I discovered that I really, really enjoy writing nonfiction. That wasn’t a total surprise since I very much enjoy writing my writing advice posts on my website DearEditor.com, but the extent of my joy in the genre was eye opening. My challenge with this book wasn’t inventing characters and plotlines out of nowhere as it is when I write novels, it was trying to word potentially dry material in an accessible and engaging way. I loved finding creative and even funny ways to come at the material. Loved it!

My litmus test was my editor at Wiley. If I could cause her to send me an email out of the blue that said, “Ha! Just read X. Funny, Halverson” then I knew I scored. She and my copyeditor have awesome senses of humor and so writing this book was a joy all around. I hope that comes through for readers.

What was your biggest challenge writing your For Dummies book? And what pleases you the most about it?

Getting it done! The delivery dates for the WYAFFD chapters were tighter than I’d ever operated under before, so just meeting the deadlines was a challenge. 358 pages in 5 months. Phew! I had to put a lot of my life on hold to complete it. Luckily, my editor and copyeditor were not only funny but speedy, so we got into a productive groove and pulled it off. The positive energy buoyed me as I worked into the night and through the weekends.

I’m very proud of the book and what it offers writers, but most of all I’m pleased about the take-away factor. That is, I believe writers of all levels will take from the book solid, tangible techniques that they can apply to their writing immediately and see obvious results. Perhaps it’s the teacher in me, but application to one’s manuscript was very important to me from the get-go.

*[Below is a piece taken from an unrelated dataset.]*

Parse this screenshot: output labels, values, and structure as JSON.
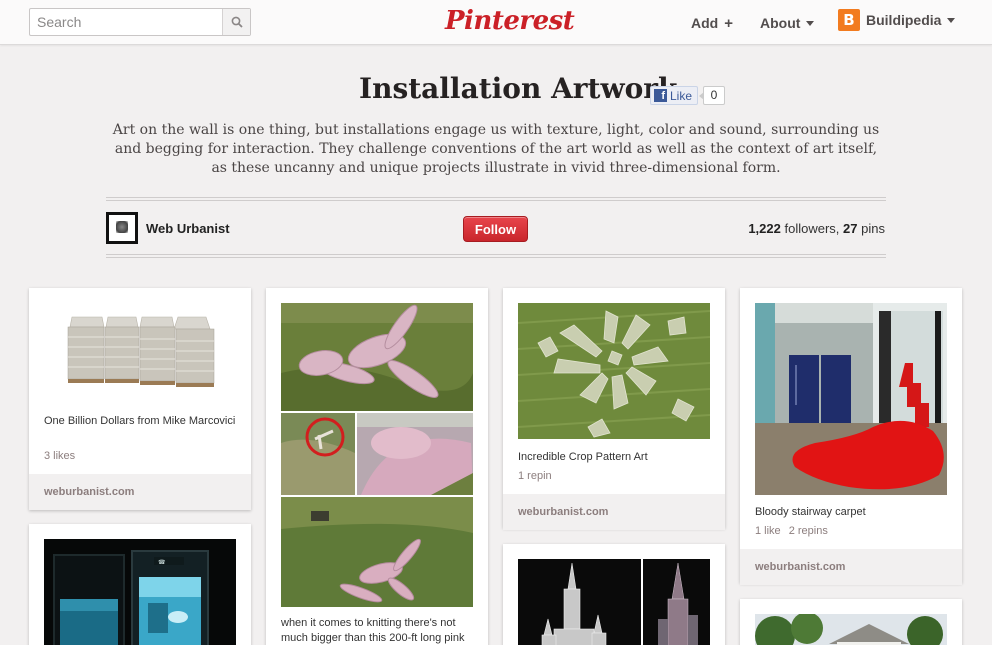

What’s your favorite piece of advice that you’ve learned for YA writers?

Writers of teen and tween fiction must cultivate a youthful narrative voice. Whether their writing first person, third, or omniscient, they need to respect and reflect the sensibility of their young readers. I devote an entire chapter to creating a youthful narrative voice in WYAFFD, but you can get the quick down-low from this free Writing Young Adult Fiction For Dummies printable Cheat Sheet.

Thanks, Deborah! Great information.

To celebrate the launch of WYAFFD, Deborah is giving away free chapter critiques and a grand prize of a full manuscript critique. So get over to DearEditor.com and enter.